Spring Art Trip to the North: A Day of Culture, Travel, & Fun
Join us for our Friday field trip as we celebrate 2014 winner of
the Young International Artist Award by Outset & The Tel Aviv Arts Council, Noa Yekutieli
Exclusive Exhibit Opening Tour, Q&A with Noa at Wilfrid Museum, Kibbutz Hazorea
'Through the Fog, the Distance.' Through her intricate paper-cuttings, Noa explores fragments of memory of life before, during and after intense traumas
Private tour of one of Israel's hidden art gems, The Wilfrid Museum and introduction from museum's director.
Stopover for lunch and exploring in Zichron Yakov
Date: Friday, April 4th, 2014 9:30am - 3:30pm, Bus departs from the Arlozorov Train Station
Venue: Kibbutz HaZorea, Wilfid Museum
About the Event:
9:30am - Bus departs from Arolozorov Train Station 10:45am - 12:30pm Kibbutz HaZorea/Wilfrid Museum, Tour & Talk 1:00pm - 2:30pm Zichron Yaakov Lunch 3:30pm - Back in Tel Aviv
About the Museum: Wilfrid Israel Museum
The Wilfrid Israel Museum in Kibbutz Hazorea, Israel, is an archaeology and art museum dedicated to the memory of Wilfrid Israel. The museum, which opened in 1951, houses Wilfrid's unique collection, to which many artifacts have been added over the years. The museum displays has permanent exhibitions of the art of India, China, Thailand, Cambodia, the art of ancient Near East, and local archaeology. In addition, the museum holds changing exhibitions of modern painting, sculpture, photography and textiles. It offers a wide range of community educational programs for children, youth and adults, including guided tours of the museum's permanent and temporary exhibitions as well as creative hands-on activities in the museum's art workshop.

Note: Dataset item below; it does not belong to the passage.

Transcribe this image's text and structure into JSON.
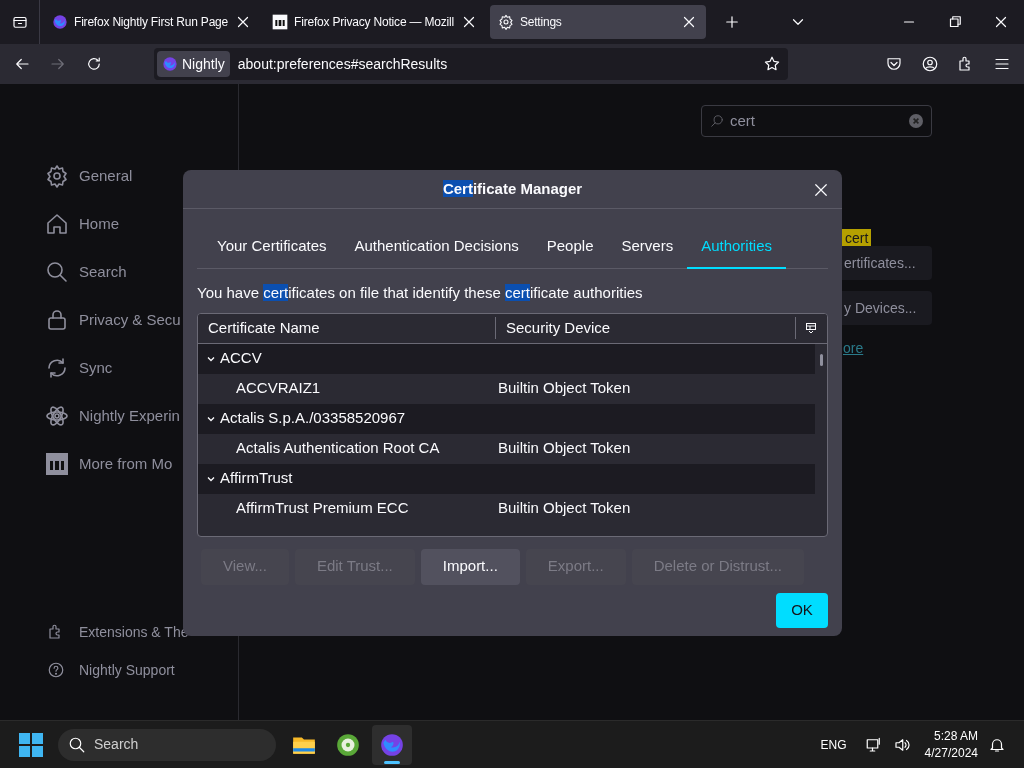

About the Artist: Noa Yekutieli
Noa is the 2014 recpeitient of the Young International Artist Award presented by the Tel Aviv Arts Council & Outset Israel.
Noa Yekutieli was born in California in 1989 and immigrated to Israel as a young child.
For the past few years Noa Yekutieli has been conducting an autodidactic research of a paper-cutting technique focusing on 2-dimensional pieces and site-specific installations.
Her works are characterized by an aesthetic dissonance that initially begins with a stage of contemplation that produces a momentary illusionof peacefulness. When examined closer, her pieces depict a continuing disclosure that focuses on content tangled with the concept of changing time, and thus, the volatile nature of memory which is inherent to the passage of time.
The archive of images stored is often expressed through natural disasters in her work, erasing a physical reality leaving the increasingly dim memories, making room for a new reality that is being built.
Yekutieli’s work aims to take the viewer through a reflective personal memory quest, raising questions regarding the differences between those memories and how they translate into how we perceive our reality and forms out consciousness.
Cut paper allows Yekutieli to engage in the process of deconstruction and reconstruction of these ideas, reflecting on specific and precise moments, questioning the authenticity of the translucent areas between the past, the present and the future.
In her work, the concepts and technique are one of the same. The cut paper functions as remnants and memories of the original and complete piece of paper. The incisions in the paper cause what remains to be present and create a sense of longing for what is no longer here.